Once you’ve outlined the best channels and communication methods to reach your target customer, you can determine which strategies will be best suited to your needs.
Launch Digital Marketing Strategies
“Old-fashioned” techniques like mailers and cold calls still work, but you can’t ignore digital marketing when creating your strategy. Here are some avenues you might pursue:
Social Media Advertising: Using platforms like LinkedIn and Instagram to target specific builder profiles with tailored ads.
Partnerships and Sponsorships: Collaborate with industry events, trade shows, or online platforms to increase visibility.
Sales Teams and Representatives: Employing or contracting salespeople specifically trained to understand the home building industry.
Double Down on Customer Relationship Management (CRM)
Customer relationship management systems are valuable in all instances when you’re tracking leads, prospects, and customer accounts, and they’re even more important if you’re using direct outreach strategies since you have so many individual opportunities to track on any given day.
When looking for a CRM, consider aspects like:
Lead Scoring: Tools to rank prospects based on how likely they are to convert, so you can focus your efforts accordingly.
Automation: Follow-up emails, reminders, and personalized outreach can be automated in some CRMs to help nurture leads and maintain existing relationships.

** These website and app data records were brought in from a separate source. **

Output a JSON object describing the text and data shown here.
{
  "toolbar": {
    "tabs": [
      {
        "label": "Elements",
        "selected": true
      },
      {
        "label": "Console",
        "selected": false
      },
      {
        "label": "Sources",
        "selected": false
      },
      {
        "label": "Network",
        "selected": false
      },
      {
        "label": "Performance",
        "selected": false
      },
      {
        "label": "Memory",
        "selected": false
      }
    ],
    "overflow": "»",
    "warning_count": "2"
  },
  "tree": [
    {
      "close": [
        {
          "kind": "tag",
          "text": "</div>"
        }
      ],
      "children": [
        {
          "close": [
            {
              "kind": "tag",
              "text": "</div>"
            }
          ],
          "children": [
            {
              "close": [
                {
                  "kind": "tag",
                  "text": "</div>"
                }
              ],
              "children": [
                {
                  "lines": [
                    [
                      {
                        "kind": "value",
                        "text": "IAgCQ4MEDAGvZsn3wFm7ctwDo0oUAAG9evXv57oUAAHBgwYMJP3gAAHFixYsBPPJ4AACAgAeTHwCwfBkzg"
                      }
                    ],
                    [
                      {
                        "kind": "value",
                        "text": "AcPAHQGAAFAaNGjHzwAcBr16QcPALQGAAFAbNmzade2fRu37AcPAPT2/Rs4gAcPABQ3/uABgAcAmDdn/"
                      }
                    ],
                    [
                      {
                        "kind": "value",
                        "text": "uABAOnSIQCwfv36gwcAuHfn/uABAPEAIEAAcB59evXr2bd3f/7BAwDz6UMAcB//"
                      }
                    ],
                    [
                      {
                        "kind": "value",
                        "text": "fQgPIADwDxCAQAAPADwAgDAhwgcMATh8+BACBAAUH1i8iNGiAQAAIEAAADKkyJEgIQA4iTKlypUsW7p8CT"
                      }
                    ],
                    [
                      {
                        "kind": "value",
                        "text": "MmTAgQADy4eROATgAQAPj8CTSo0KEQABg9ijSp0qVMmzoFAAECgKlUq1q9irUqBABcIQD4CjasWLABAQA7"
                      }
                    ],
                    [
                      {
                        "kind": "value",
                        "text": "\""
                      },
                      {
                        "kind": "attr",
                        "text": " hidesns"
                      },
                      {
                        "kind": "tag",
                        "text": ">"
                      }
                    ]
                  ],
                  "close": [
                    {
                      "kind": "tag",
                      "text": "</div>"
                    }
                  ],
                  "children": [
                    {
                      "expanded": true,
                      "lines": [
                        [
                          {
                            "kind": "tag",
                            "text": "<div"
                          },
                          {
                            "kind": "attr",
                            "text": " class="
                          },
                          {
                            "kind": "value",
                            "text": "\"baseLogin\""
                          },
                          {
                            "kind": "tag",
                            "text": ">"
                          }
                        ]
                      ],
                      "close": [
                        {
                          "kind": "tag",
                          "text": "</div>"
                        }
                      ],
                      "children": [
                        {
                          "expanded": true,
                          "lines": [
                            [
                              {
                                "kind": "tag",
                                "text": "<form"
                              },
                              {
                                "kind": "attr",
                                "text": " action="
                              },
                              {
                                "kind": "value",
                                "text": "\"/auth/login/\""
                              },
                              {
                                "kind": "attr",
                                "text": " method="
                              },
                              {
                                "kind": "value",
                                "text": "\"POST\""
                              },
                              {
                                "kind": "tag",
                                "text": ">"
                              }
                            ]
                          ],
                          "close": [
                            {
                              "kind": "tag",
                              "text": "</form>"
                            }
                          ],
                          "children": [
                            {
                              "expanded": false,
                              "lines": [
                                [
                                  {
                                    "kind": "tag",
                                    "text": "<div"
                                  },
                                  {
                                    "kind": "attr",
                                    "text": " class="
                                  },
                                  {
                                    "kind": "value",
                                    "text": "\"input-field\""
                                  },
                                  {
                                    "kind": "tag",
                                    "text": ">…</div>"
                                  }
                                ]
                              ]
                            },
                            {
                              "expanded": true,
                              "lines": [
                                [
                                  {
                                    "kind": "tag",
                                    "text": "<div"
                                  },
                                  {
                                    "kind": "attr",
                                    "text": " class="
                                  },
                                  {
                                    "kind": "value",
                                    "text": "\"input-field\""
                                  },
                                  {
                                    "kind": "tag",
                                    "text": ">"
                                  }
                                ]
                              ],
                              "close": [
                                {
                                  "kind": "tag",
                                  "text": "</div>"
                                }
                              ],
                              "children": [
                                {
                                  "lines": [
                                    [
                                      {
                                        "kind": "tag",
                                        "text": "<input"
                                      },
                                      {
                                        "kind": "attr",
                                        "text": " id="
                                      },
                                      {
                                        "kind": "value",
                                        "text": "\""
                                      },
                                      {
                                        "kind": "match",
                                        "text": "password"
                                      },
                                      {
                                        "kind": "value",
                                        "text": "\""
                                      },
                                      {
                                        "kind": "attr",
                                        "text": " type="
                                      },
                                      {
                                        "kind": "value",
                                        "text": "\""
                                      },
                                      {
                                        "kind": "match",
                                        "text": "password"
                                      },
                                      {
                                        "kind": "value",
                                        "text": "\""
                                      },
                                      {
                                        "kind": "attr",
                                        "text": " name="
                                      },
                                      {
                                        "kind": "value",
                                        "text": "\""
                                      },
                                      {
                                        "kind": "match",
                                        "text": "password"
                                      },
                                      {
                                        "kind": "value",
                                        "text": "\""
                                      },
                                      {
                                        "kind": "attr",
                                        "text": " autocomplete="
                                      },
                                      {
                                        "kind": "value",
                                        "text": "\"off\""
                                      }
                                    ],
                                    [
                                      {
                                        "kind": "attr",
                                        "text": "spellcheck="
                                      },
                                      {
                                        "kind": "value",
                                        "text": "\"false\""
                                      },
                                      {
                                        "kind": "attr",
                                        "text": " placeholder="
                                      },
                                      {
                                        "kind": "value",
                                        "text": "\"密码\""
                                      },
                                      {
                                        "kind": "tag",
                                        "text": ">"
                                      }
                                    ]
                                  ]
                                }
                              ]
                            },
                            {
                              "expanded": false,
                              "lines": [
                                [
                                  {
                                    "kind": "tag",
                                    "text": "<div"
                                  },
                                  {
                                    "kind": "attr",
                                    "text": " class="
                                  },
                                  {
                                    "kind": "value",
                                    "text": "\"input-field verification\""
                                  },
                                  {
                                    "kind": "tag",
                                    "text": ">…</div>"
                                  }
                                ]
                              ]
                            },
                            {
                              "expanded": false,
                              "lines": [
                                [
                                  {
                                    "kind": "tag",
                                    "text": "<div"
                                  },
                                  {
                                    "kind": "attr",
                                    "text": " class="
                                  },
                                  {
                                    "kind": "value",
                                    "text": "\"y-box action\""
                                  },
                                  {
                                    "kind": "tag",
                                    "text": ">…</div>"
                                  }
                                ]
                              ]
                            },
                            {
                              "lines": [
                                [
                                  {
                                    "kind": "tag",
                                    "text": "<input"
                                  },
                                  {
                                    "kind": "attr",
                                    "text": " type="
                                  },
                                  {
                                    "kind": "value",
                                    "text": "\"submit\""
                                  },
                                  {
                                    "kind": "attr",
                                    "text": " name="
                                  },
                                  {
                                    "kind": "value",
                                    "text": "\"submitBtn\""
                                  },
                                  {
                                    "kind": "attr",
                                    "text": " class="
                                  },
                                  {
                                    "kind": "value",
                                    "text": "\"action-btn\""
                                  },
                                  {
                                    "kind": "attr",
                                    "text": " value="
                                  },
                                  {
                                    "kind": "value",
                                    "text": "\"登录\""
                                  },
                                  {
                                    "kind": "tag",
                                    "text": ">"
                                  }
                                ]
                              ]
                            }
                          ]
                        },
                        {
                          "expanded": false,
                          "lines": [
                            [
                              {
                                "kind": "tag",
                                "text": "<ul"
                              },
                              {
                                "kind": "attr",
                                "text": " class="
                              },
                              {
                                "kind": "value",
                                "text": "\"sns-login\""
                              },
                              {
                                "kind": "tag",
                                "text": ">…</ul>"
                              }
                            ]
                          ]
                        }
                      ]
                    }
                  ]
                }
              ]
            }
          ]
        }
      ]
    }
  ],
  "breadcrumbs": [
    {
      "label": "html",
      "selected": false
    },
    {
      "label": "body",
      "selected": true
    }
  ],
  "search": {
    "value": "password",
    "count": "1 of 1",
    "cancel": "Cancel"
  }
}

Feedback Loops: The best CRMs reveal deep insights and bring customer feedback to the surface so you can continuously fine-tune your marketing efforts and product offerings.
Winning Over Home Builders Takes Effort, But The Rewards Are Worth It
With the right infrastructure in place coupled with a solid networking strategy, scalable marketing campaigns, and strong proposal writing skills, you can find amazing success as a vendor in the home building industry. Still, getting started on your own can feel impossible.
Venveo proudly stands in the gap between vendors and their digital sales success. Our proven digital growth processes guide your business in finding and connecting with your audience and compelling them to take action. Contact us to learn more about how Venveo can help you thrive as a vendor.